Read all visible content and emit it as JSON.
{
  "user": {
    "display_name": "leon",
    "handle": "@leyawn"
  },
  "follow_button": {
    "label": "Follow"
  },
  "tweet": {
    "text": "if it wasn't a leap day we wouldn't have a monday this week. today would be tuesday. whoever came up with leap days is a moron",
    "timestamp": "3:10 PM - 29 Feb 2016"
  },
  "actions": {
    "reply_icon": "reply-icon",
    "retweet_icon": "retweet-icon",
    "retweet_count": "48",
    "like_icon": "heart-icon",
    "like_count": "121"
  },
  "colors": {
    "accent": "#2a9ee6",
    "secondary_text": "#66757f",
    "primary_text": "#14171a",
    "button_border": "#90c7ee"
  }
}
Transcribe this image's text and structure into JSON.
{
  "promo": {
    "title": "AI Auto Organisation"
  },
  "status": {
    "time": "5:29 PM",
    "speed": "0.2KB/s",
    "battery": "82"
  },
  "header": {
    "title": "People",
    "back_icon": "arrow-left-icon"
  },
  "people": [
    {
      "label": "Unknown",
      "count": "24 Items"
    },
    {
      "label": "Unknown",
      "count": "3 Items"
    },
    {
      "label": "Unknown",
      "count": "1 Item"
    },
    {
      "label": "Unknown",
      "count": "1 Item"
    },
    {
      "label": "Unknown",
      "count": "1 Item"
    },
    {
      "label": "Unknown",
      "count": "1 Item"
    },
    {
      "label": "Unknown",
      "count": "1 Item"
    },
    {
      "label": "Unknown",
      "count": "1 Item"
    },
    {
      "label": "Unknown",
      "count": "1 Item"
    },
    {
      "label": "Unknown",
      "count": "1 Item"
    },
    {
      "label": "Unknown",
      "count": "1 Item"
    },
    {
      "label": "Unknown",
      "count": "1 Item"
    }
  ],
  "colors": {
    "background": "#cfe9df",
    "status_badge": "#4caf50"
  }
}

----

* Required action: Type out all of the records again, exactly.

* Task solution:
Read all visible content and emit it as JSON.
{
  "user": {
    "display_name": "leon",
    "handle": "@leyawn"
  },
  "follow_button": {
    "label": "Follow"
  },
  "tweet": {
    "text": "if it wasn't a leap day we wouldn't have a monday this week. today would be tuesday. whoever came up with leap days is a moron",
    "timestamp": "3:10 PM - 29 Feb 2016"
  },
  "actions": {
    "reply_icon": "reply-icon",
    "retweet_icon": "retweet-icon",
    "retweet_count": "48",
    "like_icon": "heart-icon",
    "like_count": "121"
  },
  "colors": {
    "accent": "#2a9ee6",
    "secondary_text": "#66757f",
    "primary_text": "#14171a",
    "button_border": "#90c7ee"
  }
}
Transcribe this image's text and structure into JSON.
{
  "promo": {
    "title": "AI Auto Organisation"
  },
  "status": {
    "time": "5:29 PM",
    "speed": "0.2KB/s",
    "battery": "82"
  },
  "header": {
    "title": "People",
    "back_icon": "arrow-left-icon"
  },
  "people": [
    {
      "label": "Unknown",
      "count": "24 Items"
    },
    {
      "label": "Unknown",
      "count": "3 Items"
    },
    {
      "label": "Unknown",
      "count": "1 Item"
    },
    {
      "label": "Unknown",
      "count": "1 Item"
    },
    {
      "label": "Unknown",
      "count": "1 Item"
    },
    {
      "label": "Unknown",
      "count": "1 Item"
    },
    {
      "label": "Unknown",
      "count": "1 Item"
    },
    {
      "label": "Unknown",
      "count": "1 Item"
    },
    {
      "label": "Unknown",
      "count": "1 Item"
    },
    {
      "label": "Unknown",
      "count": "1 Item"
    },
    {
      "label": "Unknown",
      "count": "1 Item"
    },
    {
      "label": "Unknown",
      "count": "1 Item"
    }
  ],
  "colors": {
    "background": "#cfe9df",
    "status_badge": "#4caf50"
  }
}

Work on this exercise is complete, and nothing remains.